_Problem description_
Please go line by line through the material and copy each one containing the word "based".
——
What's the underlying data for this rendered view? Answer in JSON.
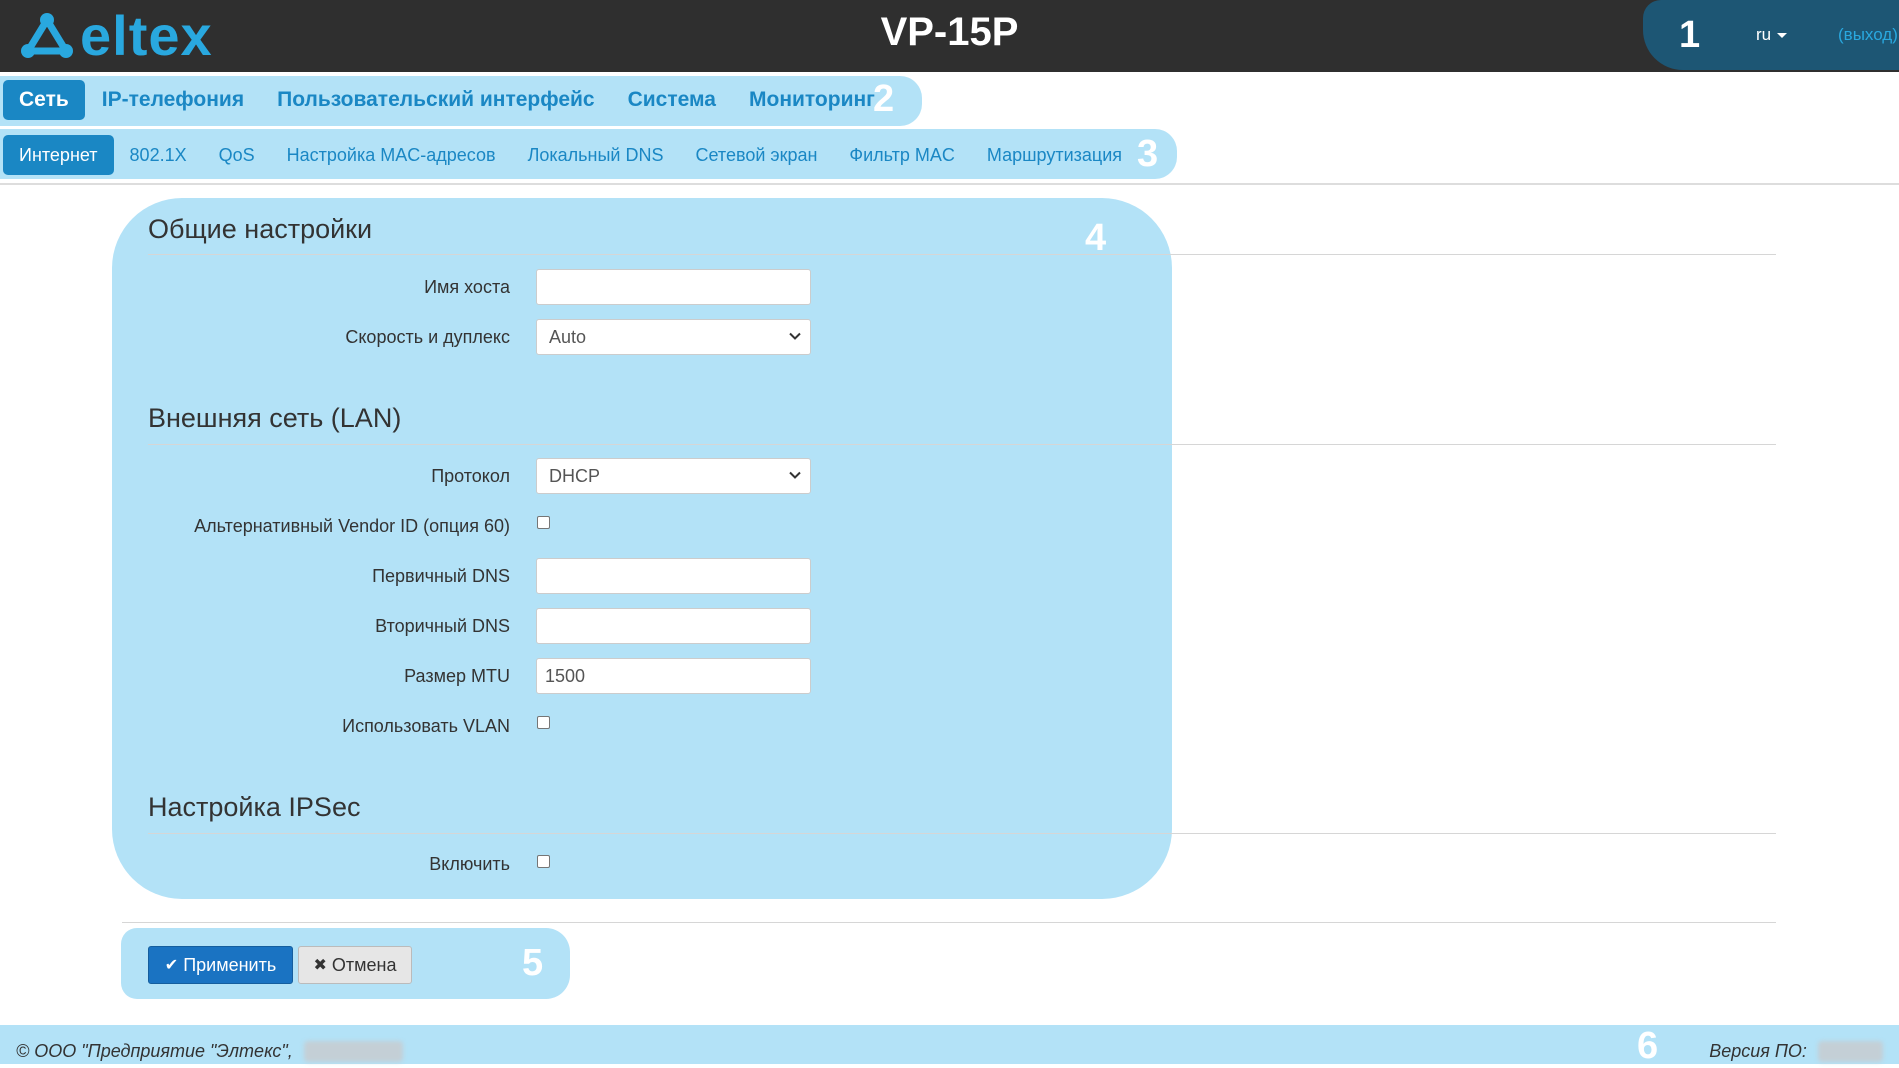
{
  "header": {
    "title": "VP-15P",
    "logo_text": "eltex",
    "lang": "ru",
    "logout": "(выход)",
    "callout": "1"
  },
  "nav": {
    "items": [
      {
        "label": "Сеть",
        "active": true
      },
      {
        "label": "IP-телефония"
      },
      {
        "label": "Пользовательский интерфейс"
      },
      {
        "label": "Система"
      },
      {
        "label": "Мониторинг"
      }
    ],
    "callout": "2"
  },
  "subnav": {
    "items": [
      {
        "label": "Интернет",
        "active": true
      },
      {
        "label": "802.1X"
      },
      {
        "label": "QoS"
      },
      {
        "label": "Настройка MAC-адресов"
      },
      {
        "label": "Локальный DNS"
      },
      {
        "label": "Сетевой экран"
      },
      {
        "label": "Фильтр MAC"
      },
      {
        "label": "Маршрутизация"
      }
    ],
    "callout": "3"
  },
  "form": {
    "callout": "4",
    "general": {
      "title": "Общие настройки",
      "hostname_label": "Имя хоста",
      "hostname_value": "",
      "speed_label": "Скорость и дуплекс",
      "speed_value": "Auto"
    },
    "lan": {
      "title": "Внешняя сеть (LAN)",
      "protocol_label": "Протокол",
      "protocol_value": "DHCP",
      "vendor_label": "Альтернативный Vendor ID (опция 60)",
      "vendor_checked": false,
      "dns1_label": "Первичный DNS",
      "dns1_value": "",
      "dns2_label": "Вторичный DNS",
      "dns2_value": "",
      "mtu_label": "Размер MTU",
      "mtu_value": "1500",
      "vlan_label": "Использовать VLAN",
      "vlan_checked": false
    },
    "ipsec": {
      "title": "Настройка IPSec",
      "enable_label": "Включить",
      "enable_checked": false
    }
  },
  "buttons": {
    "apply": "Применить",
    "cancel": "Отмена",
    "callout": "5"
  },
  "footer": {
    "copyright": "© ООО \"Предприятие \"Элтекс\",",
    "version_label": "Версия ПО:",
    "callout": "6"
  },
  "colors": {
    "header_bg": "#2f2f2f",
    "accent": "#1a87c4",
    "logo": "#29a8df",
    "highlight": "#b3e2f7",
    "apply_button": "#1a73c2"
  }
}
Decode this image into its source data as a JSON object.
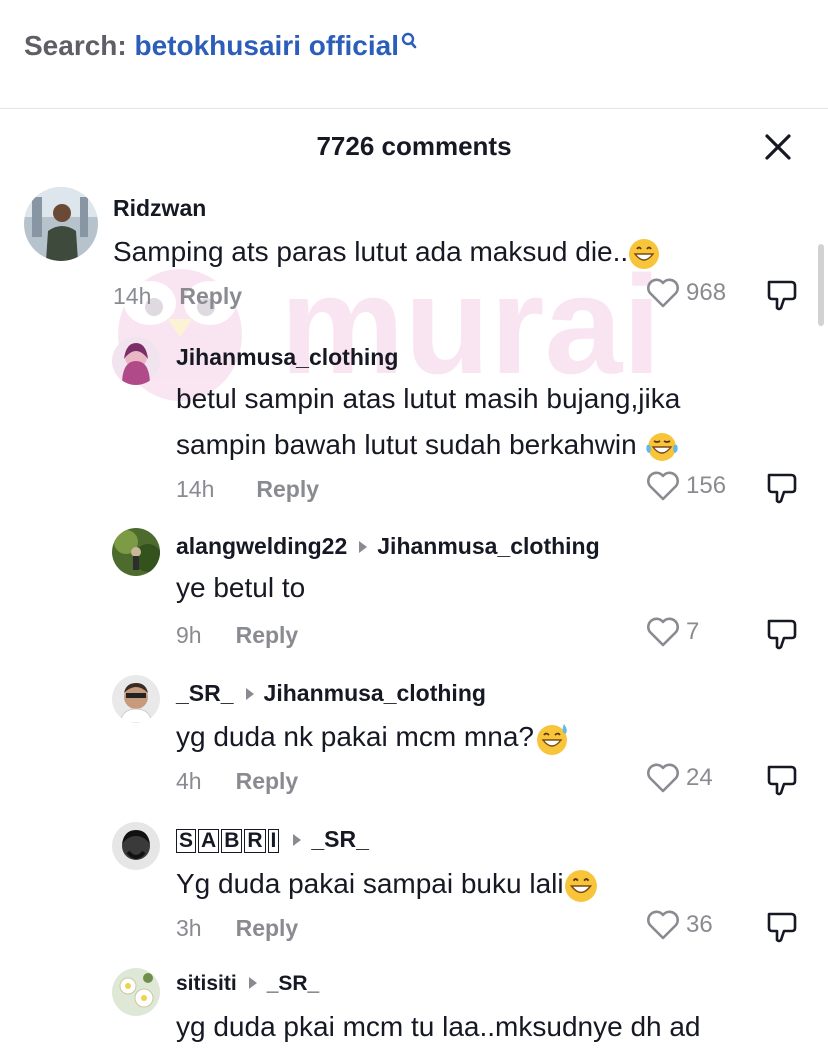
{
  "search": {
    "prefix": "Search:",
    "query": "betokhusairi official"
  },
  "panel": {
    "comment_count": "7726 comments"
  },
  "watermark": {
    "text": "murai"
  },
  "comments": [
    {
      "username": "Ridzwan",
      "text": "Samping ats paras lutut ada maksud die..",
      "emoji": "grinning-face",
      "time": "14h",
      "reply_label": "Reply",
      "likes": "968"
    },
    {
      "username": "Jihanmusa_clothing",
      "text_line1": "betul sampin atas lutut masih bujang,jika",
      "text_line2": "sampin bawah lutut sudah berkahwin",
      "emoji": "tears-of-joy",
      "time": "14h",
      "reply_label": "Reply",
      "likes": "156"
    },
    {
      "username": "alangwelding22",
      "reply_to": "Jihanmusa_clothing",
      "text": "ye betul to",
      "time": "9h",
      "reply_label": "Reply",
      "likes": "7"
    },
    {
      "username": "_SR_",
      "reply_to": "Jihanmusa_clothing",
      "text": "yg duda nk pakai mcm mna?",
      "emoji": "grinning-sweat",
      "time": "4h",
      "reply_label": "Reply",
      "likes": "24"
    },
    {
      "username_letters": [
        "S",
        "A",
        "B",
        "R",
        "I"
      ],
      "reply_to": "_SR_",
      "text": "Yg duda pakai sampai buku lali",
      "emoji": "grinning-face",
      "time": "3h",
      "reply_label": "Reply",
      "likes": "36"
    },
    {
      "username": "sitisiti",
      "reply_to": "_SR_",
      "text": "yg duda pkai mcm tu laa..mksudnye dh ad"
    }
  ]
}
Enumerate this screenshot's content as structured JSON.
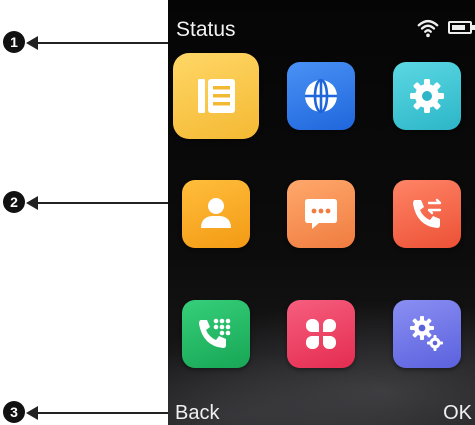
{
  "callouts": [
    {
      "number": "1",
      "target": "status bar"
    },
    {
      "number": "2",
      "target": "menu icons"
    },
    {
      "number": "3",
      "target": "softkeys"
    }
  ],
  "status_bar": {
    "title": "Status",
    "icons": [
      "wifi-icon",
      "battery-icon"
    ],
    "battery_level": 0.7
  },
  "menu": {
    "items": [
      {
        "icon": "directory-list-icon",
        "color": "#f7c645",
        "selected": true
      },
      {
        "icon": "globe-icon",
        "color": "#2f7bea"
      },
      {
        "icon": "gear-icon",
        "color": "#3fc6d4"
      },
      {
        "icon": "contact-person-icon",
        "color": "#f5a623"
      },
      {
        "icon": "message-chat-icon",
        "color": "#f58d55"
      },
      {
        "icon": "call-forward-icon",
        "color": "#f46a4e"
      },
      {
        "icon": "dialpad-phone-icon",
        "color": "#24b866"
      },
      {
        "icon": "apps-grid-icon",
        "color": "#ee3f63"
      },
      {
        "icon": "settings-gears-icon",
        "color": "#6f75e8"
      }
    ]
  },
  "softkeys": {
    "left": "Back",
    "right": "OK"
  },
  "colors": {
    "screen_bg": "#0a0a0a",
    "text": "#f2f2f2",
    "callout": "#111111"
  }
}
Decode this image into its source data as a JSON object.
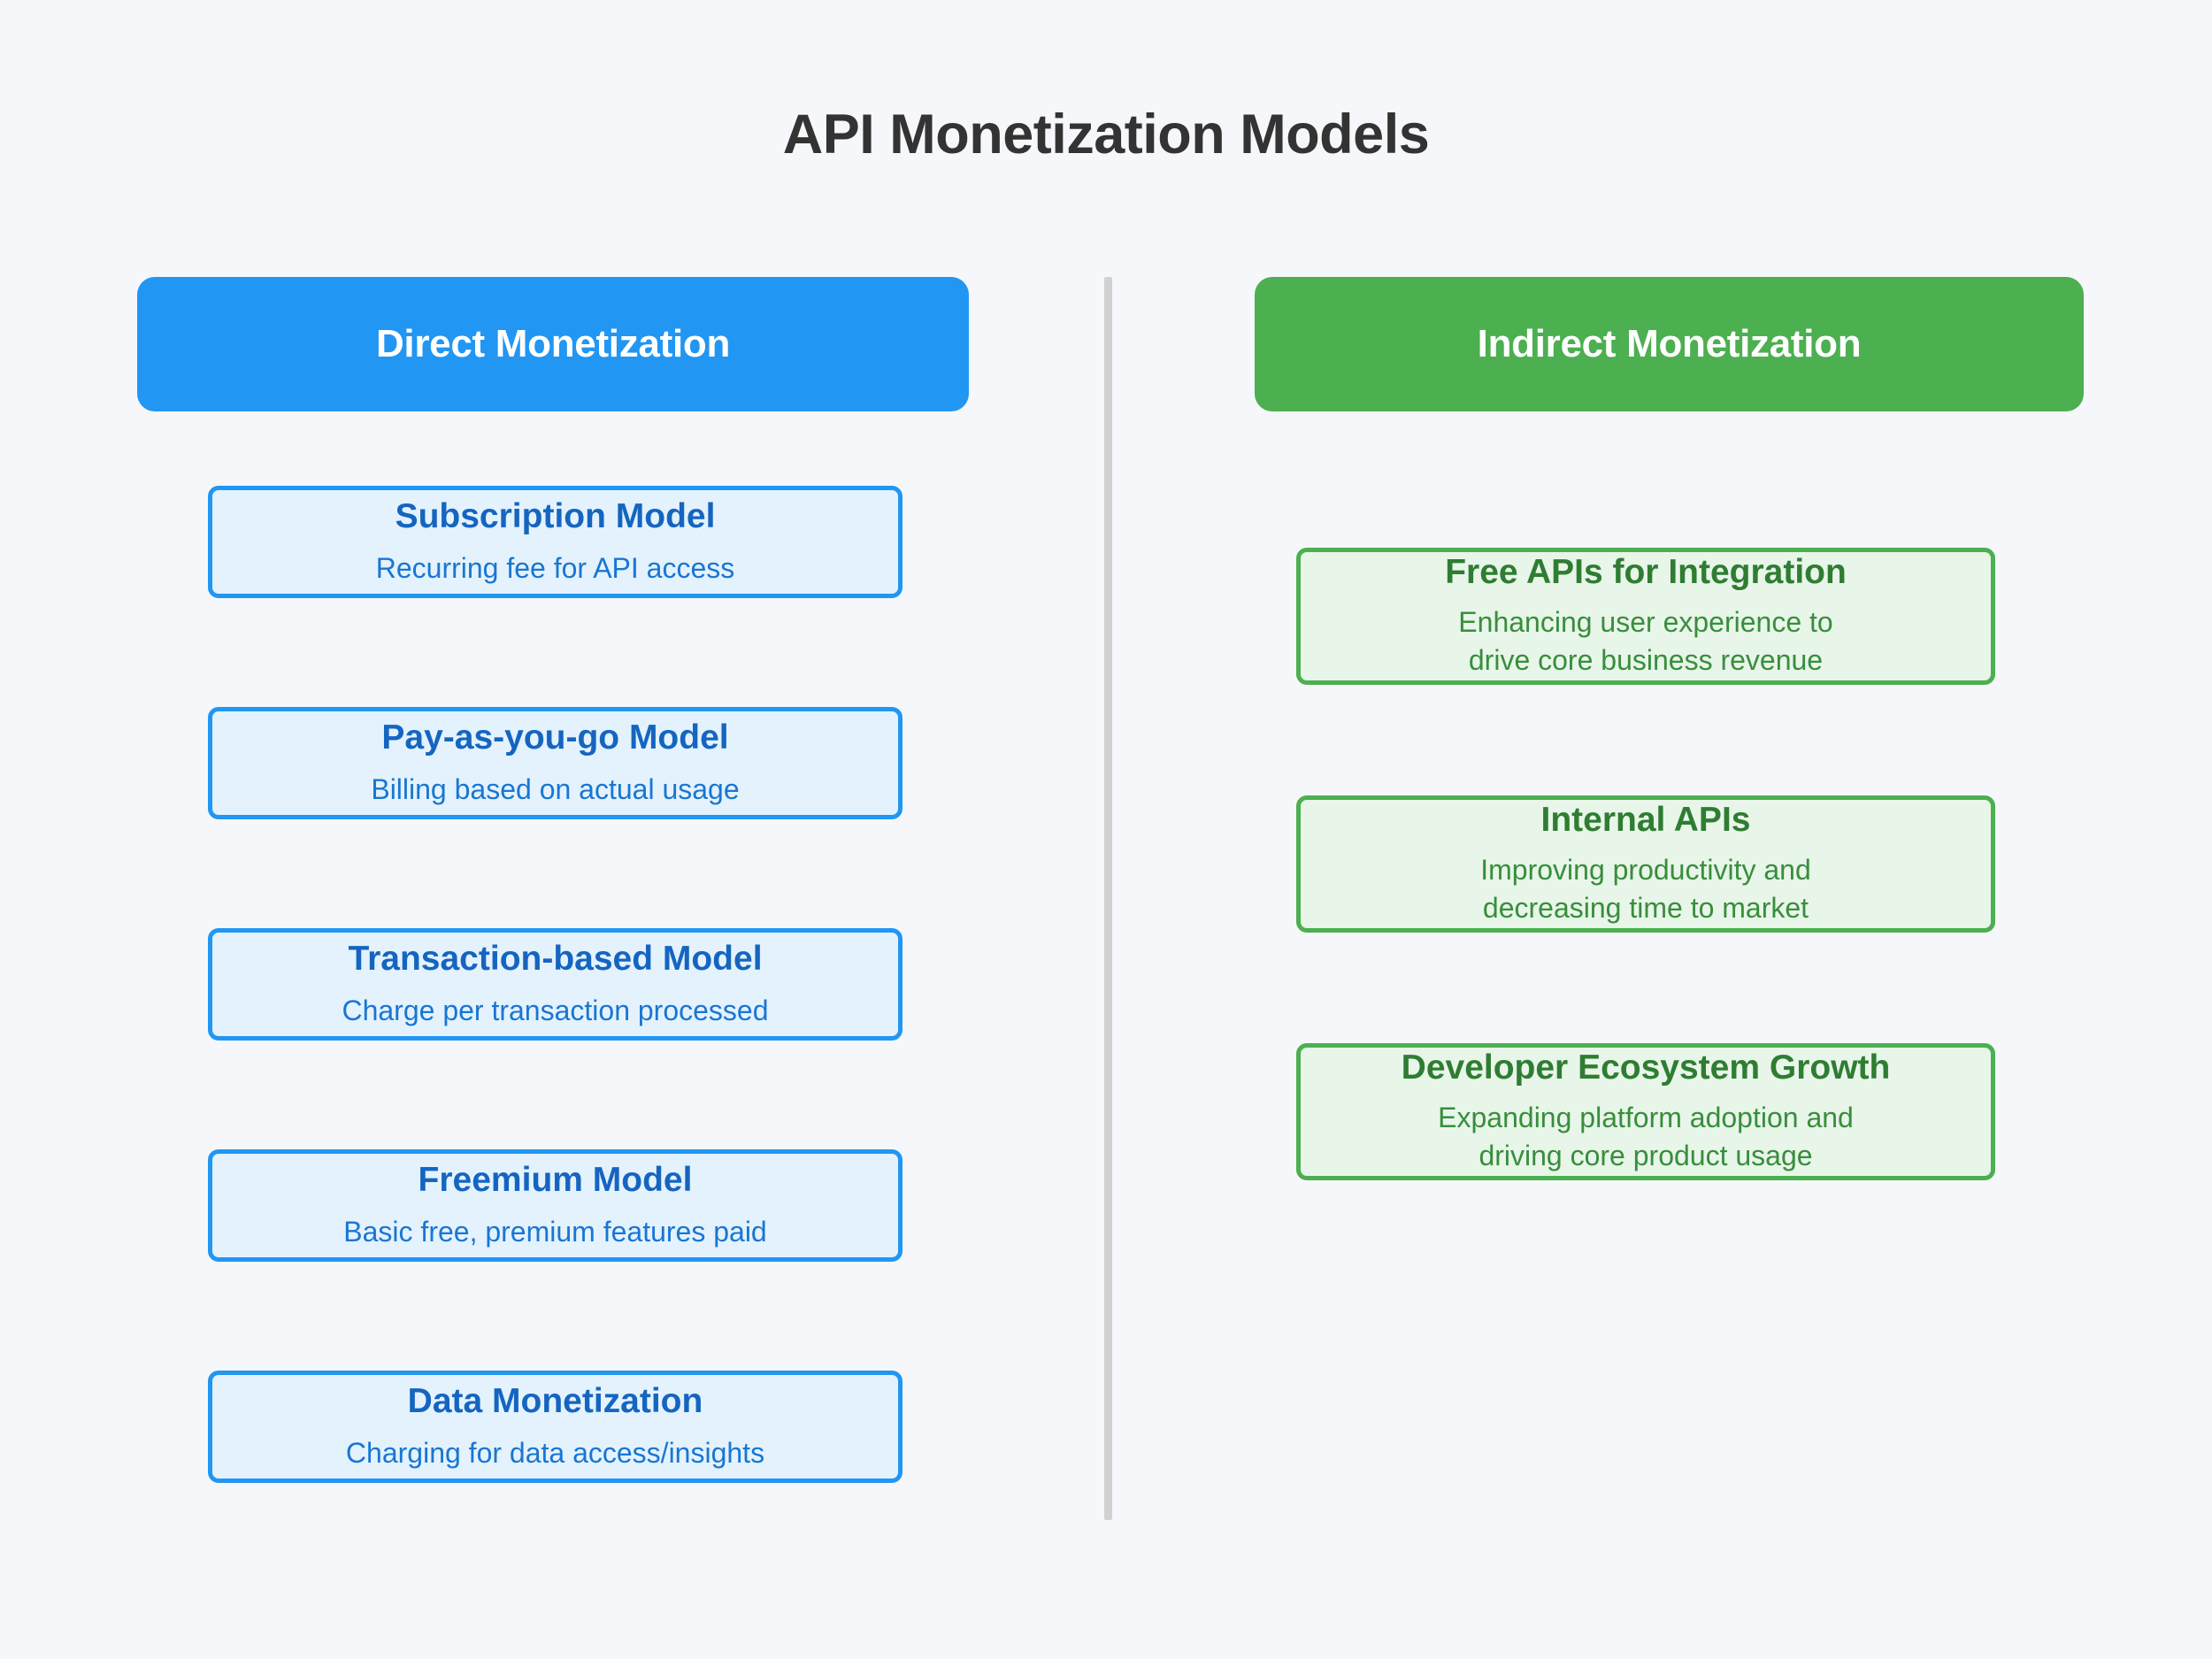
{
  "title": "API Monetization Models",
  "colors": {
    "background": "#f5f7fa",
    "title_text": "#333333",
    "direct_accent": "#2196f3",
    "direct_card_bg": "#e3f2fd",
    "direct_title_text": "#1565c0",
    "direct_desc_text": "#1976d2",
    "indirect_accent": "#4caf50",
    "indirect_card_bg": "#e8f5e9",
    "indirect_title_text": "#2e7d32",
    "indirect_desc_text": "#388e3c",
    "divider": "#d1d1d1"
  },
  "columns": {
    "direct": {
      "header": "Direct Monetization",
      "cards": [
        {
          "title": "Subscription Model",
          "desc_lines": [
            "Recurring fee for API access"
          ]
        },
        {
          "title": "Pay-as-you-go Model",
          "desc_lines": [
            "Billing based on actual usage"
          ]
        },
        {
          "title": "Transaction-based Model",
          "desc_lines": [
            "Charge per transaction processed"
          ]
        },
        {
          "title": "Freemium Model",
          "desc_lines": [
            "Basic free, premium features paid"
          ]
        },
        {
          "title": "Data Monetization",
          "desc_lines": [
            "Charging for data access/insights"
          ]
        }
      ]
    },
    "indirect": {
      "header": "Indirect Monetization",
      "cards": [
        {
          "title": "Free APIs for Integration",
          "desc_lines": [
            "Enhancing user experience to",
            "drive core business revenue"
          ]
        },
        {
          "title": "Internal APIs",
          "desc_lines": [
            "Improving productivity and",
            "decreasing time to market"
          ]
        },
        {
          "title": "Developer Ecosystem Growth",
          "desc_lines": [
            "Expanding platform adoption and",
            "driving core product usage"
          ]
        }
      ]
    }
  }
}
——
_Completed exercise_
            "Billing based on actual usage"
          "title": "Transaction-based Model",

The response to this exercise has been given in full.